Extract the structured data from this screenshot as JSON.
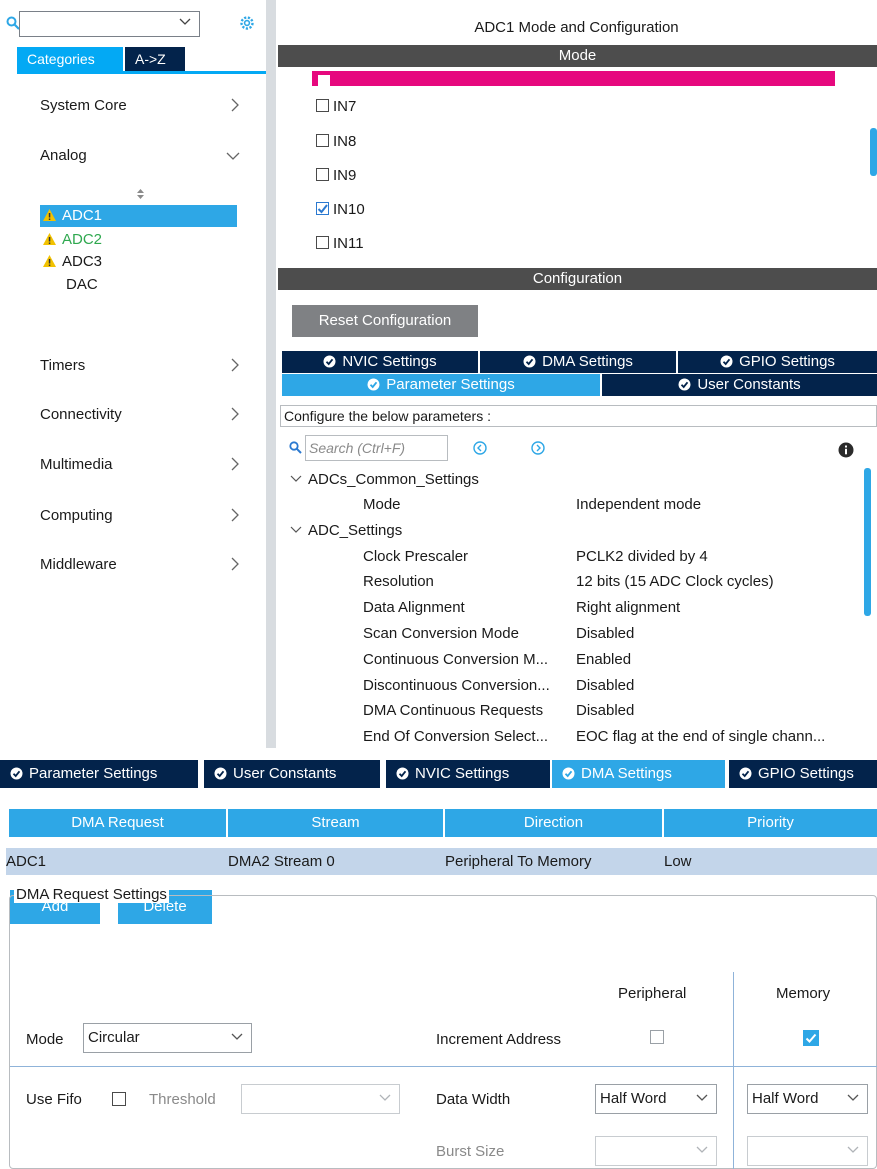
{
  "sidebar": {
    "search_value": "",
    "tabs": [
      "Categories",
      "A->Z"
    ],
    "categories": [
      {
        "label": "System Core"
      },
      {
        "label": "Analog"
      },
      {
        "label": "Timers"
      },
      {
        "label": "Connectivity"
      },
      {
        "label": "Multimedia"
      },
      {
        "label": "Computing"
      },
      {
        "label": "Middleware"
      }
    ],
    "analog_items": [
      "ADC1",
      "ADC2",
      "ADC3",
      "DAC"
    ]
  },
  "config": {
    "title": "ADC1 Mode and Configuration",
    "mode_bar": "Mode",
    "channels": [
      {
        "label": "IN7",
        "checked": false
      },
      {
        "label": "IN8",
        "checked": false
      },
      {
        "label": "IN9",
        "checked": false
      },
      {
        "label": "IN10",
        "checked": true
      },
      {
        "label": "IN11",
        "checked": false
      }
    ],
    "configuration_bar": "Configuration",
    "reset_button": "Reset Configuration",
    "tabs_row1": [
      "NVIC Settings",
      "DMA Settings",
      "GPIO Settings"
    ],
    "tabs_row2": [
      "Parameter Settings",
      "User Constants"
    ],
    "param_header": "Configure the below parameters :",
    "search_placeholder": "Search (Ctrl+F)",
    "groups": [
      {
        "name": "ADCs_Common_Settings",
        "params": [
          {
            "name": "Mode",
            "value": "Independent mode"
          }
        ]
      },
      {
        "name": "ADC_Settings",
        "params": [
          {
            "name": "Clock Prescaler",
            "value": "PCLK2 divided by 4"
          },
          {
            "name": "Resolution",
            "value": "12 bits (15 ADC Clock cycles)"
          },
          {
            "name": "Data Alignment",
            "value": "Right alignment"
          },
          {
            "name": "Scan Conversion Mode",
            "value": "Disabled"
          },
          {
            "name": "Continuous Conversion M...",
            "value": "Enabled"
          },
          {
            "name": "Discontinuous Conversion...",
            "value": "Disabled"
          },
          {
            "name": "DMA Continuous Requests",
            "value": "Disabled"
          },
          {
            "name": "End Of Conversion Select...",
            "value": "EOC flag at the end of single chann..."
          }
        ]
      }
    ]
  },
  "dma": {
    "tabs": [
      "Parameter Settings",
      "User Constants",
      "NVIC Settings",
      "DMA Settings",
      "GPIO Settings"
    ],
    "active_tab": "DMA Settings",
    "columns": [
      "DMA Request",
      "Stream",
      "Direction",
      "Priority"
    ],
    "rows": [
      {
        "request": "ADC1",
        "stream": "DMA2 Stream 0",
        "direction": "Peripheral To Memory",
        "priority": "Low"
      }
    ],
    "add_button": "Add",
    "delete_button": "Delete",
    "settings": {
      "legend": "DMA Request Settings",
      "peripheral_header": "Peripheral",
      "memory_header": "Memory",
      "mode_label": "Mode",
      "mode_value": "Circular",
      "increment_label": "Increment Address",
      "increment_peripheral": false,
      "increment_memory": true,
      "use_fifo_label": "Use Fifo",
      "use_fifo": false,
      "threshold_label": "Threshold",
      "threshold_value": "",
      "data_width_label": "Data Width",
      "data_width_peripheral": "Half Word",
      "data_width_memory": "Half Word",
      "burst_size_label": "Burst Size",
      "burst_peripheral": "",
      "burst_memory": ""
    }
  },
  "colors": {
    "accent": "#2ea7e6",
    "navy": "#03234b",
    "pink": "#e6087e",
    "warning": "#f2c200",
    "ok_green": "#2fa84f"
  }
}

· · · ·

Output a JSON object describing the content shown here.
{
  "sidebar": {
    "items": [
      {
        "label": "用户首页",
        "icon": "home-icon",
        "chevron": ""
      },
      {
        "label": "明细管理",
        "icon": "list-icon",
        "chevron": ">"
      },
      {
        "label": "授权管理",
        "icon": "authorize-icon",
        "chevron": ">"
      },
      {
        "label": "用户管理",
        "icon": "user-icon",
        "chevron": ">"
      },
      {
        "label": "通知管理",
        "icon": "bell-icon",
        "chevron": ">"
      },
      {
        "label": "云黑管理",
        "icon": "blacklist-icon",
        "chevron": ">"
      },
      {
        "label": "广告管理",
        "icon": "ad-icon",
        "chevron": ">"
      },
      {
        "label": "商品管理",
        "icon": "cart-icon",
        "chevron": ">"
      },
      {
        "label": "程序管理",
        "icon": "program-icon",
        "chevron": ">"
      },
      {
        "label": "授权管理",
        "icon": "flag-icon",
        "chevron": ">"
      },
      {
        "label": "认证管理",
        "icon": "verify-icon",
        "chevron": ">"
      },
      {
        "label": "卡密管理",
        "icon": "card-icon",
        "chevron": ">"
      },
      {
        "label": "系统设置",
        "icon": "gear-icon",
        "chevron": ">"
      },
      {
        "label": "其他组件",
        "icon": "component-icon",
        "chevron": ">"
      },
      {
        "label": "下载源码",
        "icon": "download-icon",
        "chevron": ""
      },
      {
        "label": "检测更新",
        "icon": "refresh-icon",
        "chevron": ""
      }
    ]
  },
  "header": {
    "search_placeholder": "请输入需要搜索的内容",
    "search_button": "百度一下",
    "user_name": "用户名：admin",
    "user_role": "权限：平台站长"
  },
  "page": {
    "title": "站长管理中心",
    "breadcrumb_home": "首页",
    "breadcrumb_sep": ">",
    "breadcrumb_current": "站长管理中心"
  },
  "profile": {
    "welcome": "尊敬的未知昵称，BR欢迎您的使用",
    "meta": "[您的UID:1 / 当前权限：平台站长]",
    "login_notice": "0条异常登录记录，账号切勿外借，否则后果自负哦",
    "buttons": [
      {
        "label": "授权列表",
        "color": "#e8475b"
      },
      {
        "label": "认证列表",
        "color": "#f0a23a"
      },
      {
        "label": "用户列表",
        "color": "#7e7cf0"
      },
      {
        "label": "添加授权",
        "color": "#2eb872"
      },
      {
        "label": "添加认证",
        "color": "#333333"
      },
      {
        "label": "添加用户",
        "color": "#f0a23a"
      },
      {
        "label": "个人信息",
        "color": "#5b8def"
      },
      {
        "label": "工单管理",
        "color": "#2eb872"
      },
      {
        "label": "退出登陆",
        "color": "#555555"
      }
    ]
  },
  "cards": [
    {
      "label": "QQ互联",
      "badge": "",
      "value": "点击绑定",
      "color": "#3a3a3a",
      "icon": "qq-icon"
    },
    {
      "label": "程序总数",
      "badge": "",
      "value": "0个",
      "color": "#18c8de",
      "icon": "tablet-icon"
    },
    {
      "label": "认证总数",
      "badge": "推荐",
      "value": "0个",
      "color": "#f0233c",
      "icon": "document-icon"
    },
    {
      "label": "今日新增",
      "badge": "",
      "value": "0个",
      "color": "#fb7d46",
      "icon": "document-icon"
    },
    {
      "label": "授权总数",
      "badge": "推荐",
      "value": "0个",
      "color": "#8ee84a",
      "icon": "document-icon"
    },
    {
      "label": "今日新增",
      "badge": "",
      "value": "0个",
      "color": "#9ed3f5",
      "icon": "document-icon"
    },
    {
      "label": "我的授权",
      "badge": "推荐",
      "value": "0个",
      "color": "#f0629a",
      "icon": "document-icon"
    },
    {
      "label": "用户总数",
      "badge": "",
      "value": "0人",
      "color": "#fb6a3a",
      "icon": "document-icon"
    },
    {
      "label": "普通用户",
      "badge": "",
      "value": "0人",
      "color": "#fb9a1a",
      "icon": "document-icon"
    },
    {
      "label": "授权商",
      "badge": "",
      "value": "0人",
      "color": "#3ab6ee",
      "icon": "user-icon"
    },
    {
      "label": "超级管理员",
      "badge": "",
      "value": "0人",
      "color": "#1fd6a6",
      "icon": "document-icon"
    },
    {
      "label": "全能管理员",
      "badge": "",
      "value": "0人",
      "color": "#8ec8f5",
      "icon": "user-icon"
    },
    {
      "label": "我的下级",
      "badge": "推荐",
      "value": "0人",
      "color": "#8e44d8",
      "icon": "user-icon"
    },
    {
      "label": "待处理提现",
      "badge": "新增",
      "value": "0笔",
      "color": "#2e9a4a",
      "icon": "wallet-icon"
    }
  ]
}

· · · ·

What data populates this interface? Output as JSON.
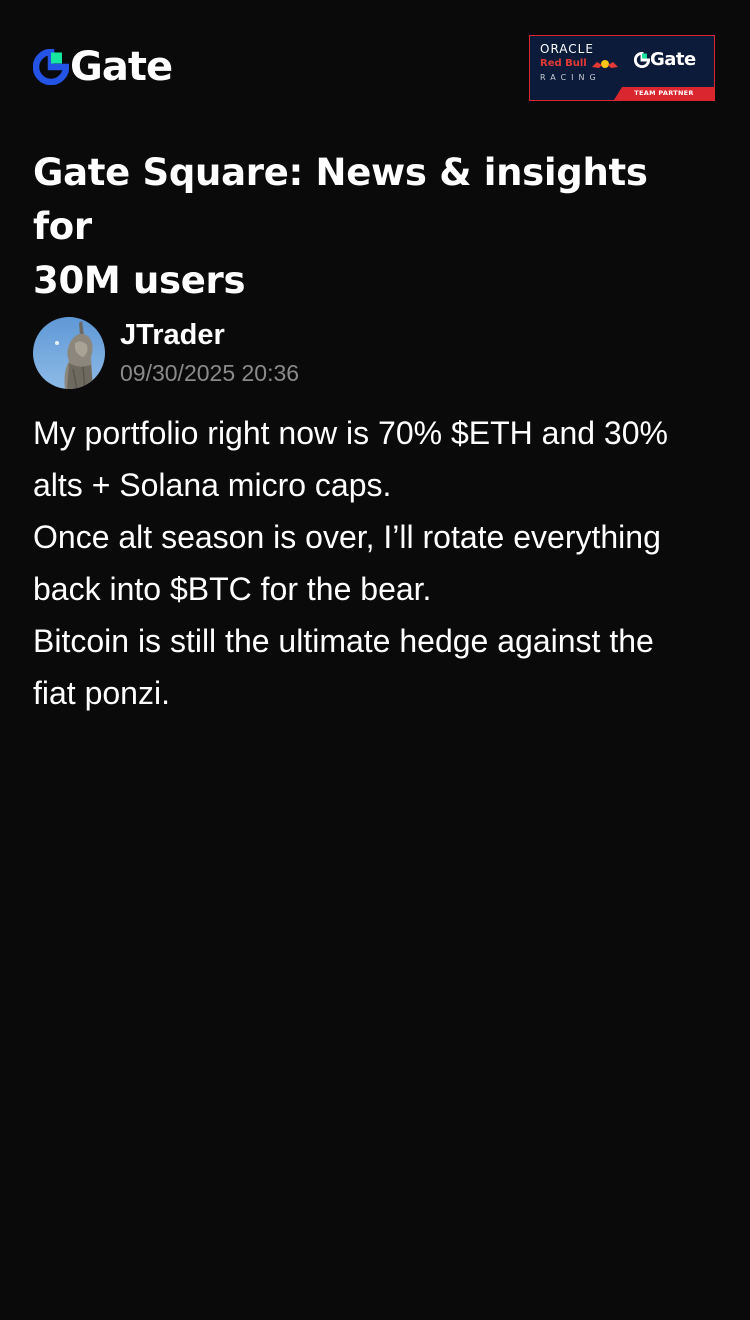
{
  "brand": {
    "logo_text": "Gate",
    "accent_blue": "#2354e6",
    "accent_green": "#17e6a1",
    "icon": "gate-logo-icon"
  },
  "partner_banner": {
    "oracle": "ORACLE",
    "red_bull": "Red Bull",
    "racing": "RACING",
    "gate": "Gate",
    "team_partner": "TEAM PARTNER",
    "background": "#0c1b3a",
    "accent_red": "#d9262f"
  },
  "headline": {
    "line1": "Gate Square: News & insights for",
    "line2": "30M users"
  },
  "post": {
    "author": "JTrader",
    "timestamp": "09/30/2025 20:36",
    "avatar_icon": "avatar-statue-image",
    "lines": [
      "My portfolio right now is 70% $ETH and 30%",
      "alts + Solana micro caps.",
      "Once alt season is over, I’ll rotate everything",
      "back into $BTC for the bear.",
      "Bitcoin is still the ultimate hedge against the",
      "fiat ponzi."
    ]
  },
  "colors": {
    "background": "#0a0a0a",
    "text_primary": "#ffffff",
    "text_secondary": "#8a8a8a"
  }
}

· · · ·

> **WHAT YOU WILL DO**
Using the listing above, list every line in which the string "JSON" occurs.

> **RESPONSE TO THIS EXERCISE**
Extract the structured data from this screenshot as JSON.
Output a JSON object describing the content shown here.
What data populates this interface? Output as JSON.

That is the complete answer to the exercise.